The Armored Infantry support was called into play for the continuation of the attack.  Early in the morning orders came to move down through the woods and attack Hunnange (845899).  One company was to mount on medium tanks, the next on half-tracks.  Mounting was to be in position.

 
At 0900 hours the 23rd January they started moving through the woods.  There was no bridge over the railroad running into St Vith.  The half-tracks couldn't get across the railroad and the infantry had to continue afoot.  The tanks, however, got over.  They reached the edge of the woods on the southwest.  On their right flank Nieder Emmels (839908) which had been reported as taken by 30th Division still showed signs of resistance and four assault guns and 100 prisoners were cleaned out.  Task Force Wimple (CCA 7th Armored) was supposed to have taken high ground to south of Hunnange, but two assault guns remained in the town.  By 2100 hours defensive positions had been set up around Nieder Emmels and Hunnange.
 
The morning of the 25th January 1945, Battalion received orders to move to assembly area northeast corner of In der Eidt.  The 106th Infantry (424th Regiment) was jumping off from the Auf der Hand woods at 0705 hours to take Medell (883923) while Task Forces Griffith and Rhea took Wallerode.  When both were taken – schedule called for 1000 hours – Battalion to take high ground between them.  The Battalion jumped off at 1000 hours, was held up for a time by machine guns and small arms fire but was on the objective at 1130 hours.  The 106th (424th Regiment) on the left and Task Forces Rhea and Griffith were contacted on the right.  Defensive positions set up.  Relieved on the 26th January by the 424th Regiment and withdrawn to Stavelot.
 

Source:Combat Interview from NARA: National Archives = 1945

 

By Captain Robert C. HEALEY

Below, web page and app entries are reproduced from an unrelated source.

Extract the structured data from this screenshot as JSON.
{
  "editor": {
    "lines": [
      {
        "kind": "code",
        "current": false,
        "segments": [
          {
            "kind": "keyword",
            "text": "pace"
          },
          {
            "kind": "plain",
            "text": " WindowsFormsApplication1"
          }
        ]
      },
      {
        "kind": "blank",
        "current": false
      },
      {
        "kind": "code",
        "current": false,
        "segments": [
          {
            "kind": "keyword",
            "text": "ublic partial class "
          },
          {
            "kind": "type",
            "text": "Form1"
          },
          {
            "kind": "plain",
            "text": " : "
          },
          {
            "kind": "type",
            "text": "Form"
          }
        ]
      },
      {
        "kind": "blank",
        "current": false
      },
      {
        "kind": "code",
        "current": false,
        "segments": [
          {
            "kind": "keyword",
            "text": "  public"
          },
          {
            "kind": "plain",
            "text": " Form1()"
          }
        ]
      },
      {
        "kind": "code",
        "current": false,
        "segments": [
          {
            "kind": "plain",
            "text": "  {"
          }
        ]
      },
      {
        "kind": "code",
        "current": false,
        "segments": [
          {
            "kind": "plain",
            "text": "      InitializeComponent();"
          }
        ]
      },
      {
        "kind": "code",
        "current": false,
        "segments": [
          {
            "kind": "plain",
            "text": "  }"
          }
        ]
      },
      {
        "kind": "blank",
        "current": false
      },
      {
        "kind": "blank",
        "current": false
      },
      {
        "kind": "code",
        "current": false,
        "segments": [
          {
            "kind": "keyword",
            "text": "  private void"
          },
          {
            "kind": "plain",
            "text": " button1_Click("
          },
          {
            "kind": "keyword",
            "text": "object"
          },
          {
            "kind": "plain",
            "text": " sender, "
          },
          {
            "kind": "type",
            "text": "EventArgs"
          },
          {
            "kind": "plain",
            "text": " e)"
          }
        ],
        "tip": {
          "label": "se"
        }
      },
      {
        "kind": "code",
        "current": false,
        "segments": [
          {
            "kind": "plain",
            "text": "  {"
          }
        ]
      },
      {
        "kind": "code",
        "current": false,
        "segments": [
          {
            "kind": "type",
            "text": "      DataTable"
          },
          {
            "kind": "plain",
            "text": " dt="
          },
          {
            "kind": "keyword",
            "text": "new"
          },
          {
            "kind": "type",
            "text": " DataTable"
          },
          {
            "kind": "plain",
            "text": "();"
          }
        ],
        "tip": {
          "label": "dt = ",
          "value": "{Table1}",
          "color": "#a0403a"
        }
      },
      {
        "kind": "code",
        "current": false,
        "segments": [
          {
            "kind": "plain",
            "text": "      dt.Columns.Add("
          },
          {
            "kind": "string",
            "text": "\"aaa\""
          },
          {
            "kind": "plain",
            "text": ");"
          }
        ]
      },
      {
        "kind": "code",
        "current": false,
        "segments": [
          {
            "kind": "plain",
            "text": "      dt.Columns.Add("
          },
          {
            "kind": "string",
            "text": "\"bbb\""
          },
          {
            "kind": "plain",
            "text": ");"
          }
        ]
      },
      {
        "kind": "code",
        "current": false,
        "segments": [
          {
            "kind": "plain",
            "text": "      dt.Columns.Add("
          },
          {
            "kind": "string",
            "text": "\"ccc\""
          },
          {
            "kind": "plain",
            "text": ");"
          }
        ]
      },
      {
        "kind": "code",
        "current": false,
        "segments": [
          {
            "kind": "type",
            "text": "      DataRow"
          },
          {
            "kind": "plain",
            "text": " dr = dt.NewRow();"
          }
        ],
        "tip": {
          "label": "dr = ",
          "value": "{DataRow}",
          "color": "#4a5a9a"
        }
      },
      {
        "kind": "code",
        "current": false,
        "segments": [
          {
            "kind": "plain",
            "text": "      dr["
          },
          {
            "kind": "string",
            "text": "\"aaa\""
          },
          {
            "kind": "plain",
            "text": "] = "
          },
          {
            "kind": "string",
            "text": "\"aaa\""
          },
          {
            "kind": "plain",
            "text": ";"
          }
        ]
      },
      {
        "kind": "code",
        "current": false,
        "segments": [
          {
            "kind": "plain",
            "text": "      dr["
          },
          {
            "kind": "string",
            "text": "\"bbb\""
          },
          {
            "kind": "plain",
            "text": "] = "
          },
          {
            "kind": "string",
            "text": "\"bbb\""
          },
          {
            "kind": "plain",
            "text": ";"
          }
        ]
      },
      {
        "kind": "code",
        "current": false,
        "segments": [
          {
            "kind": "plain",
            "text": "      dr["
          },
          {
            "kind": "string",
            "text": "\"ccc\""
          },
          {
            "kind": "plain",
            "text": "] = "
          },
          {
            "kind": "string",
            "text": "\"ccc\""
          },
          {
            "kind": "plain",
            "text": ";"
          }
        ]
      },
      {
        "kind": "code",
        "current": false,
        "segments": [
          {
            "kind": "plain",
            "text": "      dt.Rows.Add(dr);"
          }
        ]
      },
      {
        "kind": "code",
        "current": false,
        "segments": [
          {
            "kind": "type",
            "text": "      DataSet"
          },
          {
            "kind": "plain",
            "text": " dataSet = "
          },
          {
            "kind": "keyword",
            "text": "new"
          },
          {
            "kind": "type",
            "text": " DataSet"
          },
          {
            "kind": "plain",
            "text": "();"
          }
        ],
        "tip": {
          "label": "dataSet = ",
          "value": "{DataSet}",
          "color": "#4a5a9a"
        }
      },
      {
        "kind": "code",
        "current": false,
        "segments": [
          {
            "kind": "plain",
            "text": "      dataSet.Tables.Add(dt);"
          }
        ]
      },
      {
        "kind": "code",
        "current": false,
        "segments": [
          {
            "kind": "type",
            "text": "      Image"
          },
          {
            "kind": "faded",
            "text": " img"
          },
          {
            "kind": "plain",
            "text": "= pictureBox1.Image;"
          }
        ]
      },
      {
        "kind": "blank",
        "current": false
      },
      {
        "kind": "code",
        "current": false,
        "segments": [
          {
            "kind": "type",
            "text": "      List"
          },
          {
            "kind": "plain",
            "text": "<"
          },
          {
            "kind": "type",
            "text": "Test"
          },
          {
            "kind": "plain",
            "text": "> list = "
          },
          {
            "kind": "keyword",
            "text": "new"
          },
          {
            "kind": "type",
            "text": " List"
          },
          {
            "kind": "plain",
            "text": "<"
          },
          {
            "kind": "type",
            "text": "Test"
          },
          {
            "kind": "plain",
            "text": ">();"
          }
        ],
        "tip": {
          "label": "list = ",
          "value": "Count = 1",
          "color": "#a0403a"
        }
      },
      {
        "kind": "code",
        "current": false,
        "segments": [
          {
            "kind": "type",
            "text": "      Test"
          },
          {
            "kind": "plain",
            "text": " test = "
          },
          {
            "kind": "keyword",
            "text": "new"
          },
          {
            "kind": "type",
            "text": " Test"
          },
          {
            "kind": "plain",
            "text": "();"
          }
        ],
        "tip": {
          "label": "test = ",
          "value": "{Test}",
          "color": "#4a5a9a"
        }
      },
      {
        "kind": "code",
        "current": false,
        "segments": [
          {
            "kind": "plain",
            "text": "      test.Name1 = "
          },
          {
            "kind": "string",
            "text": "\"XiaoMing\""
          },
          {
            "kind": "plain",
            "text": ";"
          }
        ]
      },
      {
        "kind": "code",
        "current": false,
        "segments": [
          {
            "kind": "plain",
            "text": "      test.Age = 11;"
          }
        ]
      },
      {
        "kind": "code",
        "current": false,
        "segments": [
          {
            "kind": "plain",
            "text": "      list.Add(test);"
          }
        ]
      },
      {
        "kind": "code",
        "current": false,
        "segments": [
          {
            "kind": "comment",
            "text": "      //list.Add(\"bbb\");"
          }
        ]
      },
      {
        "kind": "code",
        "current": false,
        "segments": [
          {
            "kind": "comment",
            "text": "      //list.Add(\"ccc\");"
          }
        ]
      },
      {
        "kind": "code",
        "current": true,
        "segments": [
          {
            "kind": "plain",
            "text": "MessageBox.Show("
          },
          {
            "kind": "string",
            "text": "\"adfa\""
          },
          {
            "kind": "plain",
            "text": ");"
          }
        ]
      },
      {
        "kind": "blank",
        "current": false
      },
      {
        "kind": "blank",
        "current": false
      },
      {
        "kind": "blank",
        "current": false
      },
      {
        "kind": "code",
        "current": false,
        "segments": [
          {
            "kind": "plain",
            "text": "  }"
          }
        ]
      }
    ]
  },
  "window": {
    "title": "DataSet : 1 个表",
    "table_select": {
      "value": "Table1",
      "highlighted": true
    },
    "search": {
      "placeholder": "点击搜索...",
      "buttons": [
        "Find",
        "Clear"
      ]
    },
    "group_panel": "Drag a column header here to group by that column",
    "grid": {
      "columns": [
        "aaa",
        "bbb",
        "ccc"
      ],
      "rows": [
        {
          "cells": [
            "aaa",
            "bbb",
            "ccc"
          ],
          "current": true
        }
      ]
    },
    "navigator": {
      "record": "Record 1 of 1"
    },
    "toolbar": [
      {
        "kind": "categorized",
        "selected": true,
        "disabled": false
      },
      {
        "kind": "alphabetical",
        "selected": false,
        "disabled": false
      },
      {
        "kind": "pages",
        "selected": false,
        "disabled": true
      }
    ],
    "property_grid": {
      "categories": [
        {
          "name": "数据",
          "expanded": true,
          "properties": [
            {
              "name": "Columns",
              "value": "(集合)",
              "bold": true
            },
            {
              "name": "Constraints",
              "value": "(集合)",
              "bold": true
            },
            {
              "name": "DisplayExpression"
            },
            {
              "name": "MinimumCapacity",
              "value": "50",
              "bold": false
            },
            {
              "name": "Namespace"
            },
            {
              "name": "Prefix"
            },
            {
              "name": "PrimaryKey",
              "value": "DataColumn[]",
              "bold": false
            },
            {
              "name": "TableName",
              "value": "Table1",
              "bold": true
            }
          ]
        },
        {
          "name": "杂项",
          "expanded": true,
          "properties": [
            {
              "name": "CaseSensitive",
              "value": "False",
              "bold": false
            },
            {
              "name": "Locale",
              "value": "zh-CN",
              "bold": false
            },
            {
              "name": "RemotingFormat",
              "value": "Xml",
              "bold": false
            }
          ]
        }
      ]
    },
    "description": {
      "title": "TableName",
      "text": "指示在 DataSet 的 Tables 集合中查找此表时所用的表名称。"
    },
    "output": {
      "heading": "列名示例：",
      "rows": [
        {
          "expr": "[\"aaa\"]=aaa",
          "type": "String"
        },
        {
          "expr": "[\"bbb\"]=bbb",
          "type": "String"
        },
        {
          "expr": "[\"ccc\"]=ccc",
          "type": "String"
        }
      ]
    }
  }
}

517th Parachute Infantry

Regiment

Campaigns

Battle of the Bulge,

Belgium